Eat your veggies
An interesting finding on alcohol has come from the ongoing Nurses Health Study. Harvard University researchers have studied more than 80,000 women.

The scientists found that the strongest protective effect of moderate alcohol intake was observed in those women who had the highest intake of the B vitamin, folate. This is the vitamin found in foods such as dark leafy greens and orange juice.

It has been shown to decrease the levels of artery-damaging homocysteine. So, to derive the most benefit from alcohol, you may also need to eat your veggies.

Next page: Breast cancer links

Breast cancer links
As for women concerned about alcohol consumption and the risk of breast cancer, research from Harvard on these same women provides some information.

While alcohol has been linked to protection against heart disease, it’s also been found to be a culprit in the development of breast cancer in some women. The researchers examined the relationship between breast cancer, alcohol and the same B vitamin, folate.

If the women who consumed more alcohol were short on folate, there was an increased likelihood of developing breast cancer.

Those at a high risk for this disease (women with a first-degree relative with breast cancer) should check with their physicians as to whether they should consume alcohol.

Stimulates appetite
During the holiday season, alcohol can go hand in hand with fat-laden party fare. Research shows that having an aperitif can do exactly what it’s meant to do-stimulate the appetite. So having a pre-party snack can help to tame your appetite for a larger meal.

Even so, in various studies, subjects consuming alcohol were more likely to take in more calories and greater amounts of fat than non-drinkers.
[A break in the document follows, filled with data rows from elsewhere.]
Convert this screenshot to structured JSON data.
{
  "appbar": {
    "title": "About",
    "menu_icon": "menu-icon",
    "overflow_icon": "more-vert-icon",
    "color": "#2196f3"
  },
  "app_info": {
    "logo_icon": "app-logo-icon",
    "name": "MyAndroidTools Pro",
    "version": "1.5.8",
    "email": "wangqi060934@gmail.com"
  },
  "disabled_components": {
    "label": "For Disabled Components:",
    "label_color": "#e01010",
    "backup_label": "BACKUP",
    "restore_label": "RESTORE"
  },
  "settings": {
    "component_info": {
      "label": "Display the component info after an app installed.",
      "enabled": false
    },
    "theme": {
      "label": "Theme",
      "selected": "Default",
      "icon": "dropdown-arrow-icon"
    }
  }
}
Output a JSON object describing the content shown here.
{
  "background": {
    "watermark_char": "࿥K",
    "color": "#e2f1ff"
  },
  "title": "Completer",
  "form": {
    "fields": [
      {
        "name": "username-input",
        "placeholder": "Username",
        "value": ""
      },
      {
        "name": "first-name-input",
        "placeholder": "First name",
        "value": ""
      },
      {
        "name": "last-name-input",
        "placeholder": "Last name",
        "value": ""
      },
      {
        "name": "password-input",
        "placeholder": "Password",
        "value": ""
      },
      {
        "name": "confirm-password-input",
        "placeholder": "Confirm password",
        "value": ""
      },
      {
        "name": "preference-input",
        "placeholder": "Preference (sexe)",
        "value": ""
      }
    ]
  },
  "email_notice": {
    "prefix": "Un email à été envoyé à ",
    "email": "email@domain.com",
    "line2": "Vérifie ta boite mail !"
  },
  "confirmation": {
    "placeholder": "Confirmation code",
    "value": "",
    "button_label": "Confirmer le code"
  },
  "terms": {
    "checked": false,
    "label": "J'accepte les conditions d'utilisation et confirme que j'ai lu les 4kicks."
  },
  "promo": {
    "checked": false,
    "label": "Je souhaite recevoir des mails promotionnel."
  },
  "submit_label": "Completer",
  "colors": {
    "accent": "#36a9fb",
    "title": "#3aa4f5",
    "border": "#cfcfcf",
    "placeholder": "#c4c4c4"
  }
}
So moderate amounts may have a relaxing effect. Excess alcohol may result in eating with abandon. And, if you’ re concerned about weight control, research has also linked higher waist measures with alcohol intake.

It’s called a beer belly for a reason.

Calorie conscious
It’s not just the alcohol in holiday season beverages that contributes to their caloric wallop. Many mixers provide as much or more calories than the alcohol itself.

  • Soft drinks like colas, ginger ale, fruit drinks and punch-even tonic water-ring in at around 100 calories per eight ounces.
  • Creamy drinks like pina coladas can pack an even greater punch, with coconut milk containing more than 200 calories in a mere four ounces.

Opt for diet soft drinks or soda water and the savings over the holidays can add up.

Moderating alcohol intake is easier if you’re aware of its dehydrating effects. It can actually make you thirsty. Consider having one or two alcohol and calorie-free drinks between each alcoholic one and you’ll drink less.

It’ s a strategy to help you survive the long party season.